- One ticket to East West Players’ Takarazuka!!!
- When: select dates, November 26–December 6 at 8 p.m.; choose a showtime upon purchase.
- Where: David Henry Hwang Theater
- Door time: 7 p.m.
- Full offer value includes ticketing fees
- $14 for balcony seating at a Wednesdays or Thursday performance (up to $32 value)
- $17 for orchestra seating at a Wednesdays or Thursday performance (up to $37 value)
- $17 for balcony seating at a Friday or Saturday performance (up to $37 value)
- $19 for orchestra seating at a Fridays or Saturday performance (up to $42 value)
When the Takarazuka opened in 1913 with a repertoire of lavish Broadway-style numbers, the all-female theatre troupe was a symbol of a swiftly Westernizing Japan and the recent invention of music. But as the curtain opens on playwright Susan Soon He Stanton’s supernatural history, the year is 1975 and the Takarazuka has become a venerable tradition of its own. Yuko is the company’s premiere otokoyaku—a woman who plays the male roles—and her time in the spotlight is about to come to a close as retirement looms. As she faces life off-stage, she struggles to reconcile the power she was afforded as a male on-stage with the realities of society’s expectations of women. When the play debuted in 2012, Time Out New York called it “compelling not only as a viscerally satisfying behind-the-curtain melodrama, but also as a haunting parable on fractured cultural identity.” The LA Times calls it a “handsome production,” while LA Downtown News notes that the play, “[examines] the complicated world of the revue and how it impacts stars.”
East West Players

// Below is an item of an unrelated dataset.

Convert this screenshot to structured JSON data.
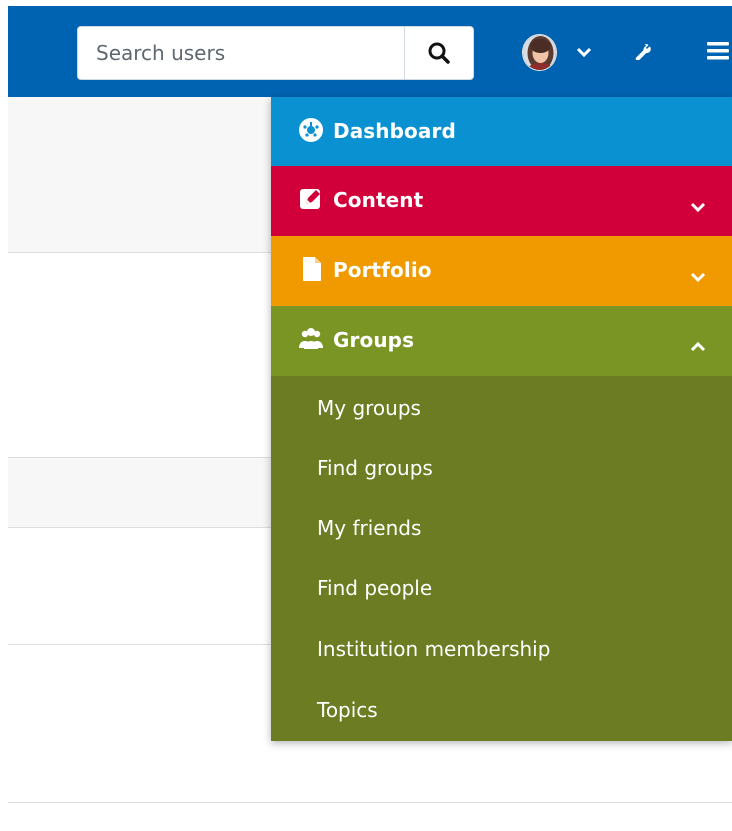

Art can be a bridge that spans oceans. Established in 1965, the East West Players have dedicated themselves to celebrating Asian Pacific performance in the United States. From their beginnings as a collective of nine Asian-American artists who sought more interesting roles than the stereotypes Hollywood had to offer, they've become one of the most active and creative theatrical forces in the country. They've premiered more than 100 plays and musicals about the Asian Pacific experience, and their David Henry Hwang Theater (named after the famous playwright, an alum) sees more than 10,000 audience members every year.